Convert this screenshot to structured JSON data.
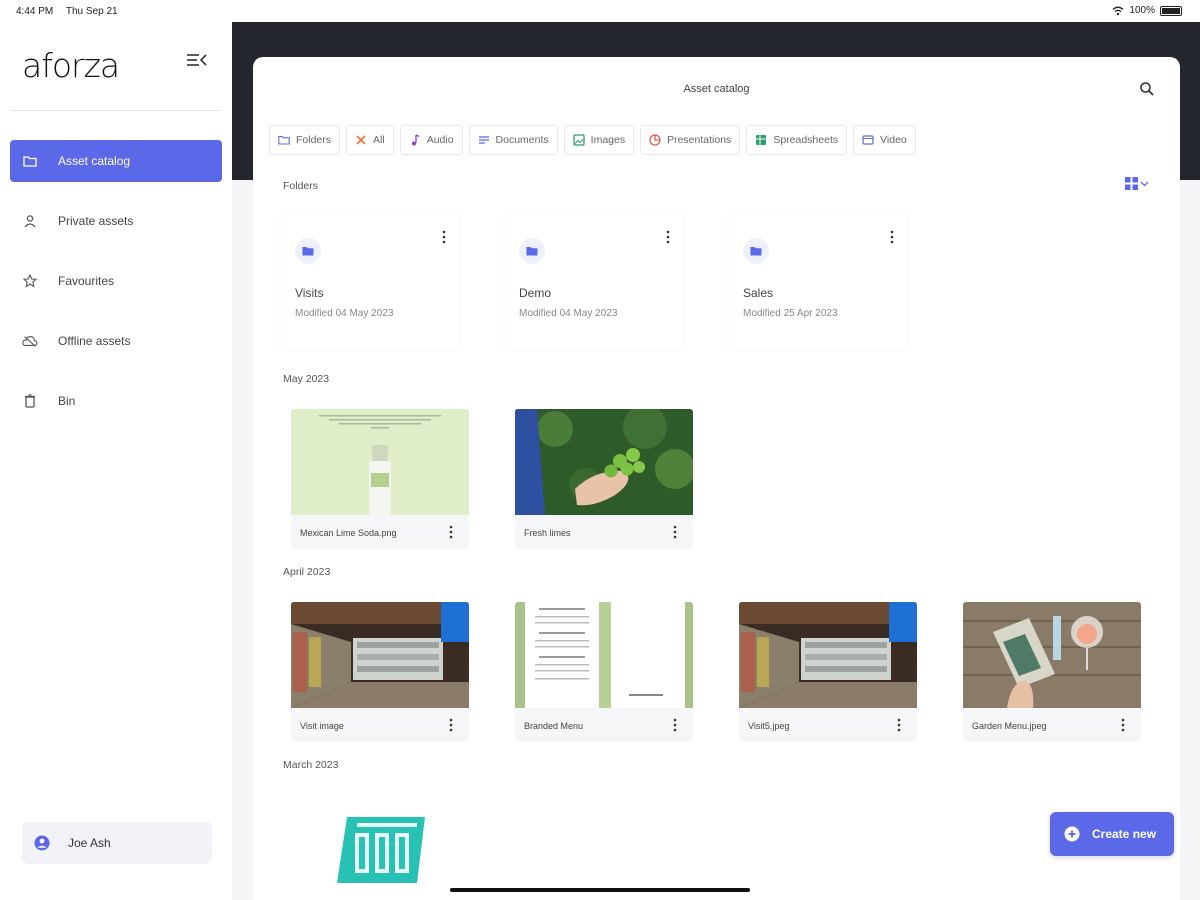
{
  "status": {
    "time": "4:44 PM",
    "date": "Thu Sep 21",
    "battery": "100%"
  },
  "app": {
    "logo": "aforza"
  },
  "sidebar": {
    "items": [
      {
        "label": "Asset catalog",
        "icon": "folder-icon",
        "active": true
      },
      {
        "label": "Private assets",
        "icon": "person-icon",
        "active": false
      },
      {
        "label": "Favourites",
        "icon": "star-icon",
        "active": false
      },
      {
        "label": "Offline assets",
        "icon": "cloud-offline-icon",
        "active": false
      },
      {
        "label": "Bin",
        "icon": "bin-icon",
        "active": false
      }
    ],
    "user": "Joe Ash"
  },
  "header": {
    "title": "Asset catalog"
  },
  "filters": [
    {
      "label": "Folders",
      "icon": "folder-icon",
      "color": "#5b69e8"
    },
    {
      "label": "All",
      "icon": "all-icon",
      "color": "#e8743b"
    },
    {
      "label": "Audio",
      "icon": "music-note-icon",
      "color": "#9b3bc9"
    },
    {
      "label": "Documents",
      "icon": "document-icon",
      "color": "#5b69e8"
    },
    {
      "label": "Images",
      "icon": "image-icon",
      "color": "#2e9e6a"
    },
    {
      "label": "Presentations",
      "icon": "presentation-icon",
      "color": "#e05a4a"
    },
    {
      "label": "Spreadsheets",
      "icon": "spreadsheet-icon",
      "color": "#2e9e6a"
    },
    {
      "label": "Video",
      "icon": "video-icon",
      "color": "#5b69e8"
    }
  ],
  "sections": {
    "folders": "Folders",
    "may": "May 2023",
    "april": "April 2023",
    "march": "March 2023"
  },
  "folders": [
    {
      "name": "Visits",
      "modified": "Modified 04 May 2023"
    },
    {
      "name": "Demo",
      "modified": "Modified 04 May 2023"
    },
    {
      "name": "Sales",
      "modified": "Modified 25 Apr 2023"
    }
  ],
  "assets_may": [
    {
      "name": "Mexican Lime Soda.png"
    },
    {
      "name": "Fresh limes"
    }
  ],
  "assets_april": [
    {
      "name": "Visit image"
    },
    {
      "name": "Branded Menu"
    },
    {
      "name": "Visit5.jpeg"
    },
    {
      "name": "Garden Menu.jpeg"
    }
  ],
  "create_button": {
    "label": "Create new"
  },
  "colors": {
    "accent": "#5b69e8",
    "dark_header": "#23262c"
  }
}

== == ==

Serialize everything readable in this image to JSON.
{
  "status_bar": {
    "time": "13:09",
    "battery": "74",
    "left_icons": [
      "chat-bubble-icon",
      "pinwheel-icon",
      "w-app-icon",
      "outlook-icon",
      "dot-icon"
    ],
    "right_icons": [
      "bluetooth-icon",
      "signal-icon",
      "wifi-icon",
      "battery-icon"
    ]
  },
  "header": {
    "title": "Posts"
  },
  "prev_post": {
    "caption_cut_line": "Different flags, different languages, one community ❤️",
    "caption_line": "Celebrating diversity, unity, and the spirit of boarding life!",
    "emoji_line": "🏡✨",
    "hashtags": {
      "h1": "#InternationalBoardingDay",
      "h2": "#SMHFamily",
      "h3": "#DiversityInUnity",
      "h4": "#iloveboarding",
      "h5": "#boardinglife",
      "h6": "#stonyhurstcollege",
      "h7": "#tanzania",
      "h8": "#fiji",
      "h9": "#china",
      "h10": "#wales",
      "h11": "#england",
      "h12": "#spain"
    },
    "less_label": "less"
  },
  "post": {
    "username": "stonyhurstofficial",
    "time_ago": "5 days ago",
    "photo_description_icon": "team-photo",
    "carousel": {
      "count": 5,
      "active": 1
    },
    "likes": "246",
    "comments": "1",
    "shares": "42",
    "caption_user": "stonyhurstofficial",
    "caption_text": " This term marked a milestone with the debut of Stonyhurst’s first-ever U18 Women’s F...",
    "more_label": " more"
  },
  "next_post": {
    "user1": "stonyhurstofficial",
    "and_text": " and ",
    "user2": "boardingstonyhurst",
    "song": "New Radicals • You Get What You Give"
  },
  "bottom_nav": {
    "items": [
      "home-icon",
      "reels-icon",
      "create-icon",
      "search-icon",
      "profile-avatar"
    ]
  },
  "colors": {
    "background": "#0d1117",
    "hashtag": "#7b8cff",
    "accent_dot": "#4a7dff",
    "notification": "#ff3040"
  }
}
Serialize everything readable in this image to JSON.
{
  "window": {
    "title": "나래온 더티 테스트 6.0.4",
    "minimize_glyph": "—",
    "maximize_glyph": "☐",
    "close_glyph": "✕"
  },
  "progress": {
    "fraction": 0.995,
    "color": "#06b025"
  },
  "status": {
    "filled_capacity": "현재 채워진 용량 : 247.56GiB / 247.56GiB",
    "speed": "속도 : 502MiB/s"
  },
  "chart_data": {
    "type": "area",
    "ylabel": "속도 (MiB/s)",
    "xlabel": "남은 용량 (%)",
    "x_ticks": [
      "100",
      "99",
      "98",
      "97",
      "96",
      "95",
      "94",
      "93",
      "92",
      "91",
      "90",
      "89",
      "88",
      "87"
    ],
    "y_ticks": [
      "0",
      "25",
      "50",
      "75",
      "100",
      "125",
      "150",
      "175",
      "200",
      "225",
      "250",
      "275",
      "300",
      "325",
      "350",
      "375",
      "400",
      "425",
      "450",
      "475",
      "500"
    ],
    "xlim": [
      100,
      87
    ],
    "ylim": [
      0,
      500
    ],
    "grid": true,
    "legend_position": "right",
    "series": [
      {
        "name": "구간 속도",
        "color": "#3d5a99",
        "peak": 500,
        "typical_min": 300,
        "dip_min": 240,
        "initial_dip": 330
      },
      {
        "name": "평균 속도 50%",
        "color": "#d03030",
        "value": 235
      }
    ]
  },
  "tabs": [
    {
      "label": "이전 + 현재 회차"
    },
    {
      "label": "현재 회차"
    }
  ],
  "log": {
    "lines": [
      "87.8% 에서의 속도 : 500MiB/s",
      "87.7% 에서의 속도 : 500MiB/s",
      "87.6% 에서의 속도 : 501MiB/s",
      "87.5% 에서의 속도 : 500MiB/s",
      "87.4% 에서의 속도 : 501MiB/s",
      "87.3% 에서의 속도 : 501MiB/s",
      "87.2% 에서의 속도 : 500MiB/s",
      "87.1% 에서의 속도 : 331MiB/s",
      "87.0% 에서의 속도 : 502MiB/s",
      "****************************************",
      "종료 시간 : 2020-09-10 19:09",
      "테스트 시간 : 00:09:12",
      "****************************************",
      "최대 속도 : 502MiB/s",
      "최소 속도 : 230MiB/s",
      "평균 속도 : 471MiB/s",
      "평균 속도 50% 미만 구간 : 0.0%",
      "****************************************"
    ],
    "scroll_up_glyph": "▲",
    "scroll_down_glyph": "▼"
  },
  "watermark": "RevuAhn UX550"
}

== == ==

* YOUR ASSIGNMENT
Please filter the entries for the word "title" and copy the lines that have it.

* ANSWER BELOW
    "title": "Asset catalog"
    "title": "Posts"
    "title": "나래온 더티 테스트 6.0.4",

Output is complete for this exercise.